# Work required
Since only the text is wanted, print every entry below exactly and omit the images.

# Listed records
------------------------------
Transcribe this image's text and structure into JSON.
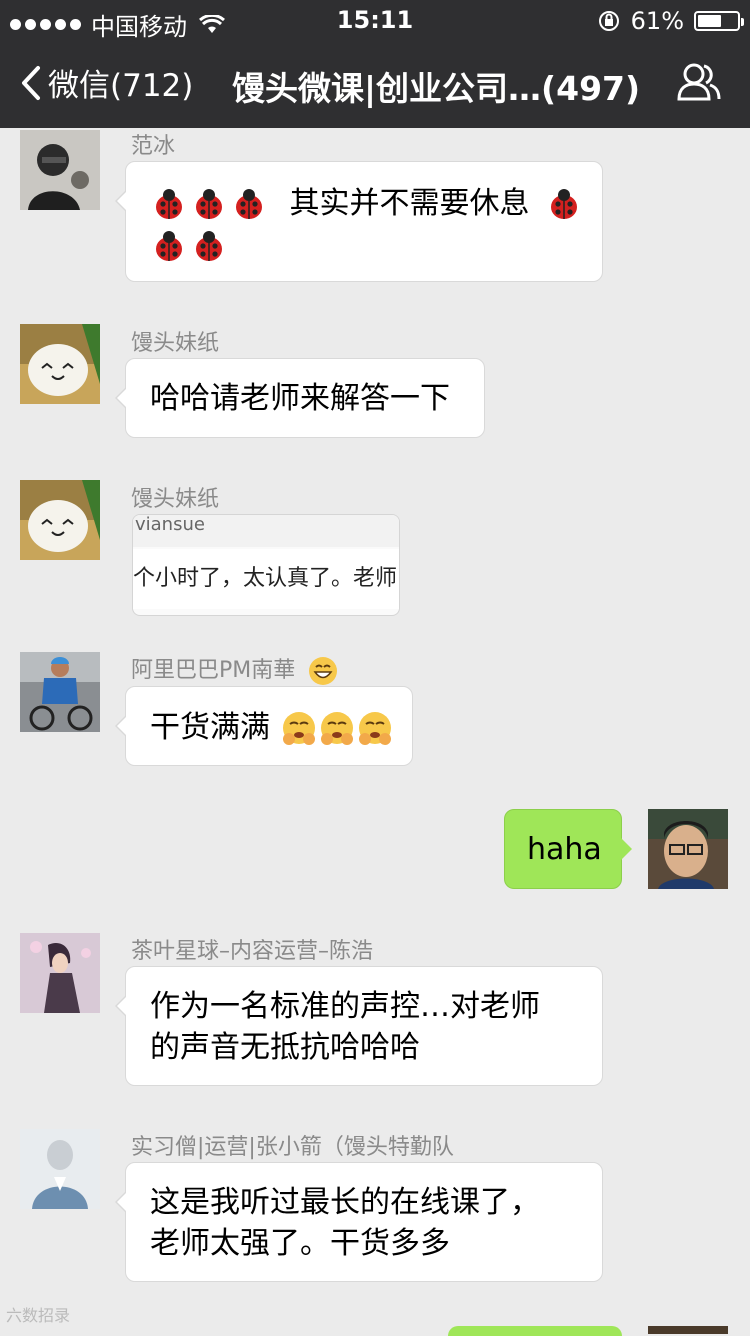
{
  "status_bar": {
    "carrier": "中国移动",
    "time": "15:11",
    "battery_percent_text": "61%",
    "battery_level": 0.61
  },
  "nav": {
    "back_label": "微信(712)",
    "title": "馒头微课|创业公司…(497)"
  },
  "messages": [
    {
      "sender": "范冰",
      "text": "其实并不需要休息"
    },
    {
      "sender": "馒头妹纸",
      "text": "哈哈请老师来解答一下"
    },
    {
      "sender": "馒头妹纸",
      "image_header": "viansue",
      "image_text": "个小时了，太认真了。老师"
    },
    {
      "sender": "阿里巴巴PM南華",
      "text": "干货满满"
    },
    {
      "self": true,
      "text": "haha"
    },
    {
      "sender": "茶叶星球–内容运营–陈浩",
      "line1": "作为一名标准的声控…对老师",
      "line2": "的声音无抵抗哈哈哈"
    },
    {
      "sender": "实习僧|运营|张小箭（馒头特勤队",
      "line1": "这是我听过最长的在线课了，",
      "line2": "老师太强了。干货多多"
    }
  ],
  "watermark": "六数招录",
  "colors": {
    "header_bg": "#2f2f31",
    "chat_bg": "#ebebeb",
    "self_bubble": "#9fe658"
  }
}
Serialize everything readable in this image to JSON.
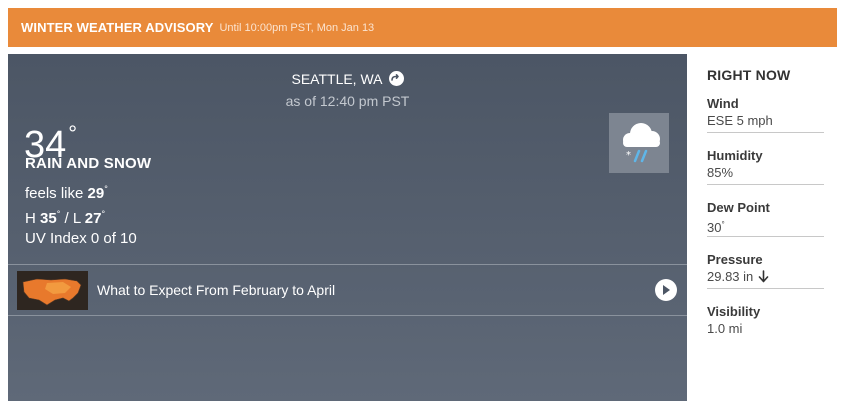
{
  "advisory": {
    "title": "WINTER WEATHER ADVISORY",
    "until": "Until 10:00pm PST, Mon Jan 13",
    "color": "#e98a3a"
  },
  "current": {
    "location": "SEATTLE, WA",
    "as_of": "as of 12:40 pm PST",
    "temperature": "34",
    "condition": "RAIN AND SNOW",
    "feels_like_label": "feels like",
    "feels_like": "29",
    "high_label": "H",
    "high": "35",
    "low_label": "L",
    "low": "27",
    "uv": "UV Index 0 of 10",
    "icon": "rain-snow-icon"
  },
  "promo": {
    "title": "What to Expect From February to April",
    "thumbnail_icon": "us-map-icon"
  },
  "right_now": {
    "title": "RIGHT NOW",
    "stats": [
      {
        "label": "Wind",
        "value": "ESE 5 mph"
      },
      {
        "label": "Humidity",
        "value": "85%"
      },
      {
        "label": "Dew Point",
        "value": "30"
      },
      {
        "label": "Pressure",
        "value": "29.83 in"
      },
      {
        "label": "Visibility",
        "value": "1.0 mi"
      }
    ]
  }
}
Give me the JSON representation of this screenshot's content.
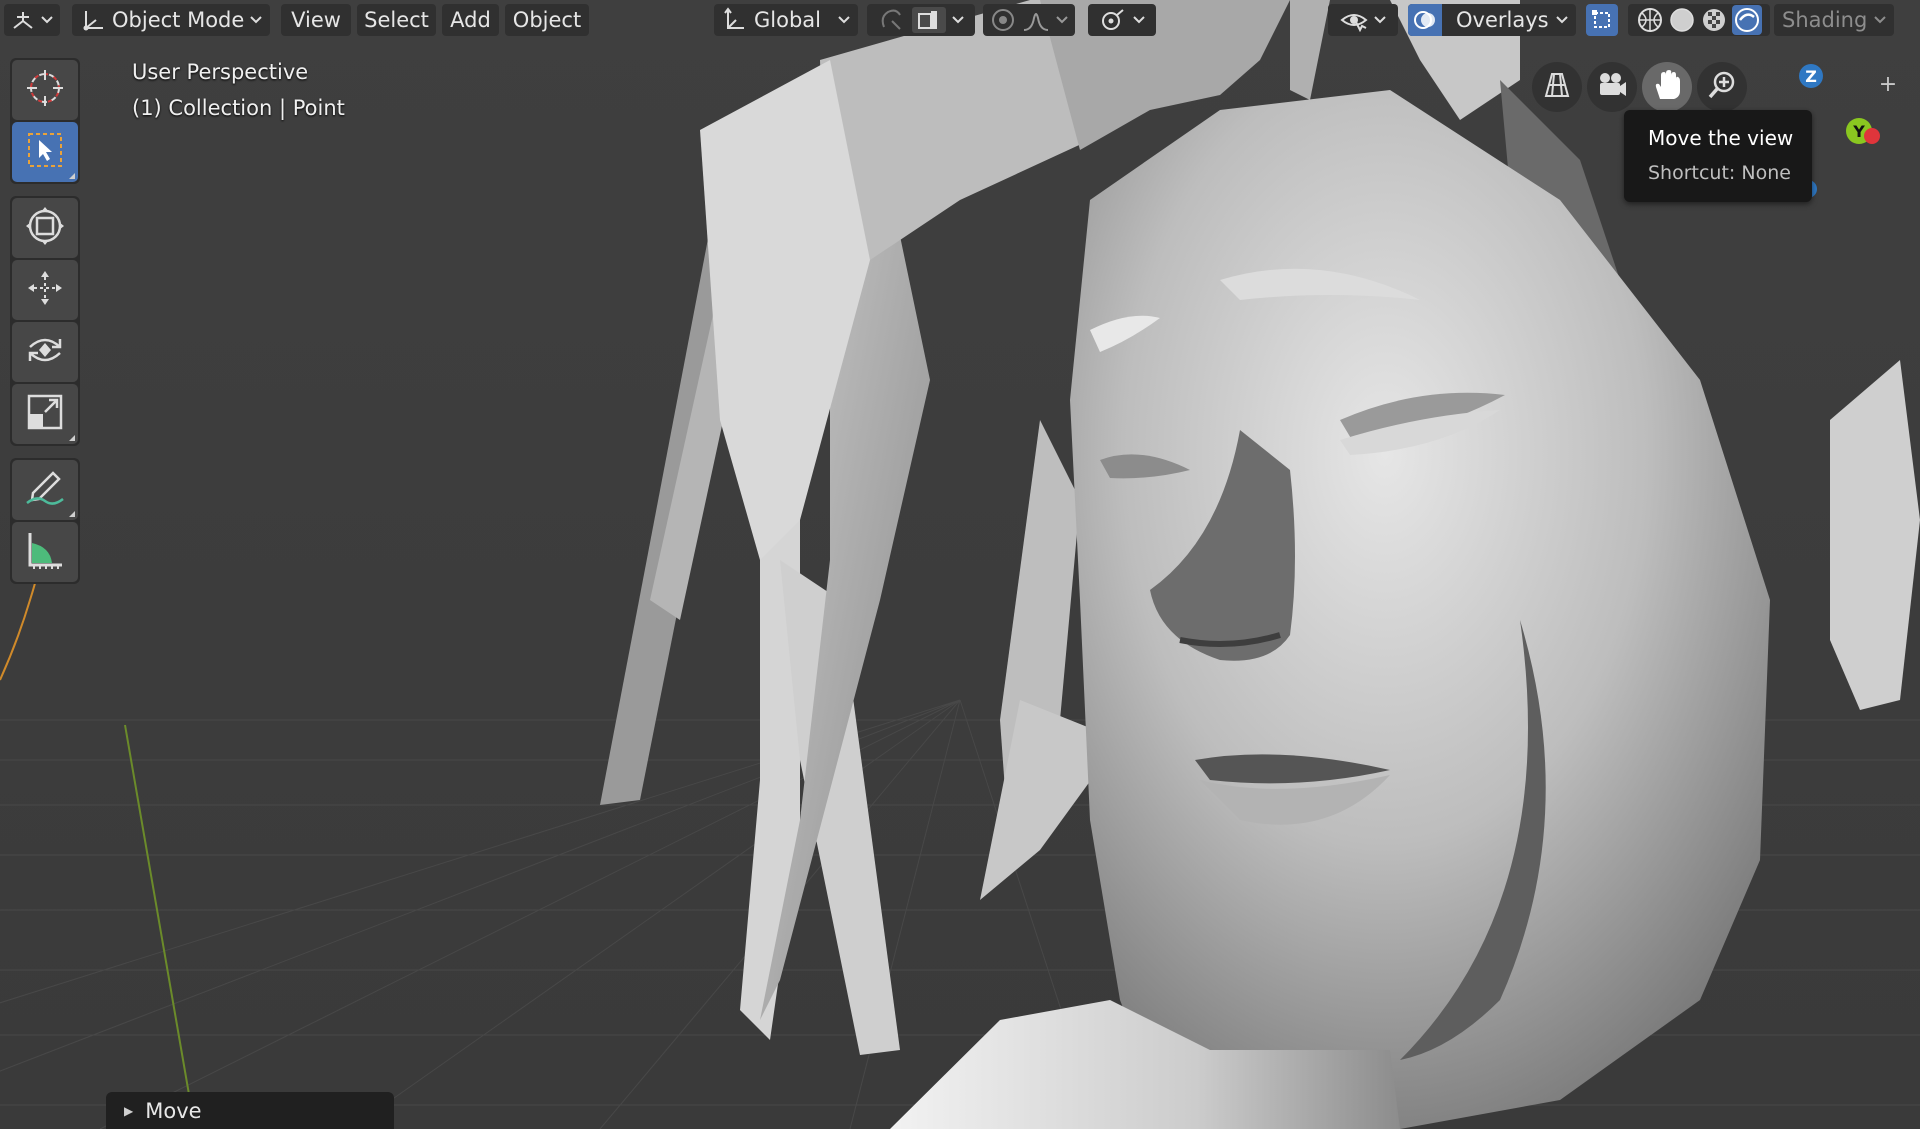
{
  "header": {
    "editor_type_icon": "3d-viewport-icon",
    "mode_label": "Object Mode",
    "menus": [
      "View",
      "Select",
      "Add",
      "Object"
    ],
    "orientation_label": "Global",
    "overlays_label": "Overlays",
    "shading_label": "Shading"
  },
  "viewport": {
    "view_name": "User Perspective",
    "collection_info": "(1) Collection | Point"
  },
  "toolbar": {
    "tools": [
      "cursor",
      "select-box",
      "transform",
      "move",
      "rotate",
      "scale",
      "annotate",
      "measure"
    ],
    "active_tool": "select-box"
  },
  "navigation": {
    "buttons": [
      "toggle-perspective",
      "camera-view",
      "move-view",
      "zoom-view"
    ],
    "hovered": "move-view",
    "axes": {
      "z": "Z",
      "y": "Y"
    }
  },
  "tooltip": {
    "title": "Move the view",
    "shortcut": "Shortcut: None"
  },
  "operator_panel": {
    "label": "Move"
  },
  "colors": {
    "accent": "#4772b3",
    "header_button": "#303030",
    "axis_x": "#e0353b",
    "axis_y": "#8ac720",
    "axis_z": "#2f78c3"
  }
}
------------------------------
# Task response
Transcribe this image's text and structure into JSON.
{
  "status_bar": {
    "carrier": "中国移动",
    "time": "15:11",
    "battery_percent_text": "61%",
    "battery_level": 0.61
  },
  "nav": {
    "back_label": "微信(712)",
    "title": "馒头微课|创业公司…(497)"
  },
  "messages": [
    {
      "sender": "范冰",
      "text": "其实并不需要休息"
    },
    {
      "sender": "馒头妹纸",
      "text": "哈哈请老师来解答一下"
    },
    {
      "sender": "馒头妹纸",
      "image_header": "viansue",
      "image_text": "个小时了，太认真了。老师"
    },
    {
      "sender": "阿里巴巴PM南華",
      "text": "干货满满"
    },
    {
      "self": true,
      "text": "haha"
    },
    {
      "sender": "茶叶星球–内容运营–陈浩",
      "line1": "作为一名标准的声控…对老师",
      "line2": "的声音无抵抗哈哈哈"
    },
    {
      "sender": "实习僧|运营|张小箭（馒头特勤队",
      "line1": "这是我听过最长的在线课了，",
      "line2": "老师太强了。干货多多"
    }
  ],
  "watermark": "六数招录",
  "colors": {
    "header_bg": "#2f2f31",
    "chat_bg": "#ebebeb",
    "self_bubble": "#9fe658"
  }
}
Serialize everything readable in this image to JSON.
{
  "advisory": {
    "title": "WINTER WEATHER ADVISORY",
    "until": "Until 10:00pm PST, Mon Jan 13",
    "color": "#e98a3a"
  },
  "current": {
    "location": "SEATTLE, WA",
    "as_of": "as of 12:40 pm PST",
    "temperature": "34",
    "condition": "RAIN AND SNOW",
    "feels_like_label": "feels like",
    "feels_like": "29",
    "high_label": "H",
    "high": "35",
    "low_label": "L",
    "low": "27",
    "uv": "UV Index 0 of 10",
    "icon": "rain-snow-icon"
  },
  "promo": {
    "title": "What to Expect From February to April",
    "thumbnail_icon": "us-map-icon"
  },
  "right_now": {
    "title": "RIGHT NOW",
    "stats": [
      {
        "label": "Wind",
        "value": "ESE 5 mph"
      },
      {
        "label": "Humidity",
        "value": "85%"
      },
      {
        "label": "Dew Point",
        "value": "30"
      },
      {
        "label": "Pressure",
        "value": "29.83 in"
      },
      {
        "label": "Visibility",
        "value": "1.0 mi"
      }
    ]
  }
}
Give me the JSON representation of this screenshot's content.
{
  "header": {
    "editor_type_icon": "3d-viewport-icon",
    "mode_label": "Object Mode",
    "menus": [
      "View",
      "Select",
      "Add",
      "Object"
    ],
    "orientation_label": "Global",
    "overlays_label": "Overlays",
    "shading_label": "Shading"
  },
  "viewport": {
    "view_name": "User Perspective",
    "collection_info": "(1) Collection | Point"
  },
  "toolbar": {
    "tools": [
      "cursor",
      "select-box",
      "transform",
      "move",
      "rotate",
      "scale",
      "annotate",
      "measure"
    ],
    "active_tool": "select-box"
  },
  "navigation": {
    "buttons": [
      "toggle-perspective",
      "camera-view",
      "move-view",
      "zoom-view"
    ],
    "hovered": "move-view",
    "axes": {
      "z": "Z",
      "y": "Y"
    }
  },
  "tooltip": {
    "title": "Move the view",
    "shortcut": "Shortcut: None"
  },
  "operator_panel": {
    "label": "Move"
  },
  "colors": {
    "accent": "#4772b3",
    "header_button": "#303030",
    "axis_x": "#e0353b",
    "axis_y": "#8ac720",
    "axis_z": "#2f78c3"
  }
}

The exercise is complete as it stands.